Exercise requirements: Every line that includes the word "CentOS" needs to be copied from the listing.

Data excerpts:
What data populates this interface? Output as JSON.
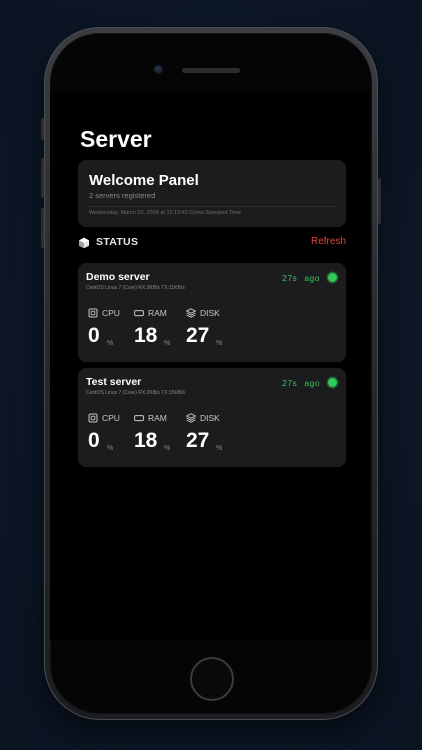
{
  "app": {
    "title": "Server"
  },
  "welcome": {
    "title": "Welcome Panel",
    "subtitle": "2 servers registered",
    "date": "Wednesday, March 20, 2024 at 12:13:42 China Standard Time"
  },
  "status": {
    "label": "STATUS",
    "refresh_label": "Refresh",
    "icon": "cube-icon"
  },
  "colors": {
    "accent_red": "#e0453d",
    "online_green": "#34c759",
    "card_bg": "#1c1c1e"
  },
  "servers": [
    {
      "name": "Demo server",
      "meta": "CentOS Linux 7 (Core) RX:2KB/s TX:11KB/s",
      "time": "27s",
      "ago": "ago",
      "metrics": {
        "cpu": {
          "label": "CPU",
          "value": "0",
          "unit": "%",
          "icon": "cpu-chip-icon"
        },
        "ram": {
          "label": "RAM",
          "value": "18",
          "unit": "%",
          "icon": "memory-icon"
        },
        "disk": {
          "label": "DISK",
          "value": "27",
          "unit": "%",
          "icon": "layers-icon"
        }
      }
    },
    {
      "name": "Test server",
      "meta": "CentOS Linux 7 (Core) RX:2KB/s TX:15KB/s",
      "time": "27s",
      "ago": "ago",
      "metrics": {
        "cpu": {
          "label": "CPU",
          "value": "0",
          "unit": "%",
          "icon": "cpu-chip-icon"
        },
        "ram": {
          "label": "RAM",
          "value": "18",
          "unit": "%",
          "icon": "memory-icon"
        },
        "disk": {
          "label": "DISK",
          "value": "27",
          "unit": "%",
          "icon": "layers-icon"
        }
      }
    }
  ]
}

Task solution:
      "meta": "CentOS Linux 7 (Core) RX:2KB/s TX:11KB/s",
      "meta": "CentOS Linux 7 (Core) RX:2KB/s TX:15KB/s",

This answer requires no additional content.